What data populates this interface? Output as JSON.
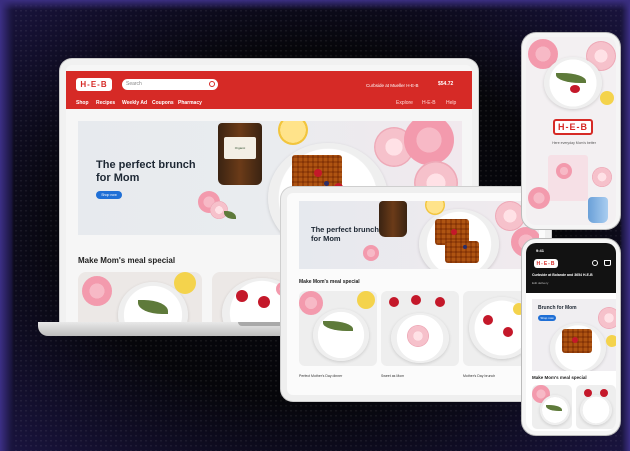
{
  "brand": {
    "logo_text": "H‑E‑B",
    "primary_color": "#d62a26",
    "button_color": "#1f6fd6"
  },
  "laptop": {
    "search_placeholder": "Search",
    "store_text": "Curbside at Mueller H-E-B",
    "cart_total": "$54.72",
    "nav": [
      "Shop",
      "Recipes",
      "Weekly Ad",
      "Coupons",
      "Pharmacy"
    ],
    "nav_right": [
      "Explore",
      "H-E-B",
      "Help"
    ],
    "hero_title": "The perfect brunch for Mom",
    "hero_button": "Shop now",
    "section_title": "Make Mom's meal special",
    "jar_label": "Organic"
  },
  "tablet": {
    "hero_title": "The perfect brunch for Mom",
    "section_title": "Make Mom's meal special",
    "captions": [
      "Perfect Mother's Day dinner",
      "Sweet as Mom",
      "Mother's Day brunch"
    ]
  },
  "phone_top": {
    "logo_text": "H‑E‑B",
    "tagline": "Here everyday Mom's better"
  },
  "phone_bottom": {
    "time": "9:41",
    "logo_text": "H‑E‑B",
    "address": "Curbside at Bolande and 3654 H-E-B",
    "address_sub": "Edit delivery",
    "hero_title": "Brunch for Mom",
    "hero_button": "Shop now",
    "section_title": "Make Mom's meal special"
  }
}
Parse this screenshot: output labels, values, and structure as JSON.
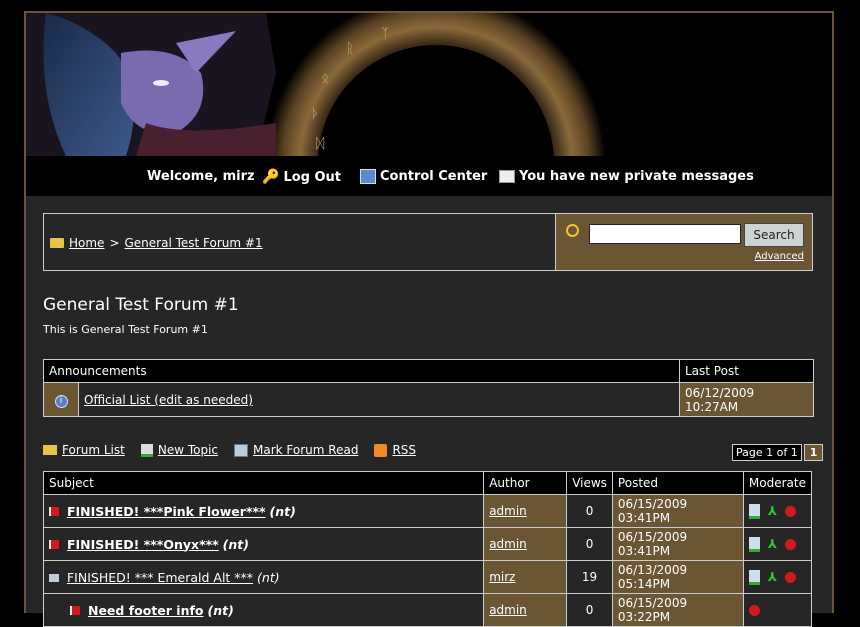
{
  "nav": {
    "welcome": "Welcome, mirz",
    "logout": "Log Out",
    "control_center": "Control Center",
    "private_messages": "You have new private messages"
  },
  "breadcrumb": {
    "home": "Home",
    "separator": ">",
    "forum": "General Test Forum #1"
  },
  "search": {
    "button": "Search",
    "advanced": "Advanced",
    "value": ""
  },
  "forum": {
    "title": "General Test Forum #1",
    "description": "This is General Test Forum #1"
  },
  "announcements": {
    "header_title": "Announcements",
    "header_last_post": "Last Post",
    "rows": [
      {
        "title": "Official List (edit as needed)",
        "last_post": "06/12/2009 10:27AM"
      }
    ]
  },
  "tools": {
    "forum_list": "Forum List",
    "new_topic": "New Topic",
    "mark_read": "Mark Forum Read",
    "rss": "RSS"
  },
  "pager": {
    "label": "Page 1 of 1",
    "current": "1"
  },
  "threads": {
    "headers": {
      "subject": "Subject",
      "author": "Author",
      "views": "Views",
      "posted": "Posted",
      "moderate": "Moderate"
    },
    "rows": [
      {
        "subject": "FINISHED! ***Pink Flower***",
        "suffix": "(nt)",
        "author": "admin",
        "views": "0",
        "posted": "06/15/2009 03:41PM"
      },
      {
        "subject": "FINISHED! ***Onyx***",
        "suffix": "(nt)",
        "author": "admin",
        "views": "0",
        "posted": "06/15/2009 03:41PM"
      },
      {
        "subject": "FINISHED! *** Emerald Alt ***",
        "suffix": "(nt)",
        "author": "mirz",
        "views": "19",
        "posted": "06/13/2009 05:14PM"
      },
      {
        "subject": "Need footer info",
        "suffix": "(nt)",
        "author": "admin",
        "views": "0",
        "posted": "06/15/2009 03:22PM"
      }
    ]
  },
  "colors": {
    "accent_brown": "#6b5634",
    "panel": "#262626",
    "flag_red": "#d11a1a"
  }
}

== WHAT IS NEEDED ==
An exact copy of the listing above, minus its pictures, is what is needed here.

== TASK ANSWER ==
What data populates this interface? Output as JSON.
{
  "brand": {
    "logo_text": "H‑E‑B",
    "primary_color": "#d62a26",
    "button_color": "#1f6fd6"
  },
  "laptop": {
    "search_placeholder": "Search",
    "store_text": "Curbside at Mueller H-E-B",
    "cart_total": "$54.72",
    "nav": [
      "Shop",
      "Recipes",
      "Weekly Ad",
      "Coupons",
      "Pharmacy"
    ],
    "nav_right": [
      "Explore",
      "H-E-B",
      "Help"
    ],
    "hero_title": "The perfect brunch for Mom",
    "hero_button": "Shop now",
    "section_title": "Make Mom's meal special",
    "jar_label": "Organic"
  },
  "tablet": {
    "hero_title": "The perfect brunch for Mom",
    "section_title": "Make Mom's meal special",
    "captions": [
      "Perfect Mother's Day dinner",
      "Sweet as Mom",
      "Mother's Day brunch"
    ]
  },
  "phone_top": {
    "logo_text": "H‑E‑B",
    "tagline": "Here everyday Mom's better"
  },
  "phone_bottom": {
    "time": "9:41",
    "logo_text": "H‑E‑B",
    "address": "Curbside at Bolande and 3654 H-E-B",
    "address_sub": "Edit delivery",
    "hero_title": "Brunch for Mom",
    "hero_button": "Shop now",
    "section_title": "Make Mom's meal special"
  }
}
Parse this screenshot: output labels, values, and structure as JSON.
{
  "nav": {
    "welcome": "Welcome, mirz",
    "logout": "Log Out",
    "control_center": "Control Center",
    "private_messages": "You have new private messages"
  },
  "breadcrumb": {
    "home": "Home",
    "separator": ">",
    "forum": "General Test Forum #1"
  },
  "search": {
    "button": "Search",
    "advanced": "Advanced",
    "value": ""
  },
  "forum": {
    "title": "General Test Forum #1",
    "description": "This is General Test Forum #1"
  },
  "announcements": {
    "header_title": "Announcements",
    "header_last_post": "Last Post",
    "rows": [
      {
        "title": "Official List (edit as needed)",
        "last_post": "06/12/2009 10:27AM"
      }
    ]
  },
  "tools": {
    "forum_list": "Forum List",
    "new_topic": "New Topic",
    "mark_read": "Mark Forum Read",
    "rss": "RSS"
  },
  "pager": {
    "label": "Page 1 of 1",
    "current": "1"
  },
  "threads": {
    "headers": {
      "subject": "Subject",
      "author": "Author",
      "views": "Views",
      "posted": "Posted",
      "moderate": "Moderate"
    },
    "rows": [
      {
        "subject": "FINISHED! ***Pink Flower***",
        "suffix": "(nt)",
        "author": "admin",
        "views": "0",
        "posted": "06/15/2009 03:41PM"
      },
      {
        "subject": "FINISHED! ***Onyx***",
        "suffix": "(nt)",
        "author": "admin",
        "views": "0",
        "posted": "06/15/2009 03:41PM"
      },
      {
        "subject": "FINISHED! *** Emerald Alt ***",
        "suffix": "(nt)",
        "author": "mirz",
        "views": "19",
        "posted": "06/13/2009 05:14PM"
      },
      {
        "subject": "Need footer info",
        "suffix": "(nt)",
        "author": "admin",
        "views": "0",
        "posted": "06/15/2009 03:22PM"
      }
    ]
  },
  "colors": {
    "accent_brown": "#6b5634",
    "panel": "#262626",
    "flag_red": "#d11a1a"
  }
}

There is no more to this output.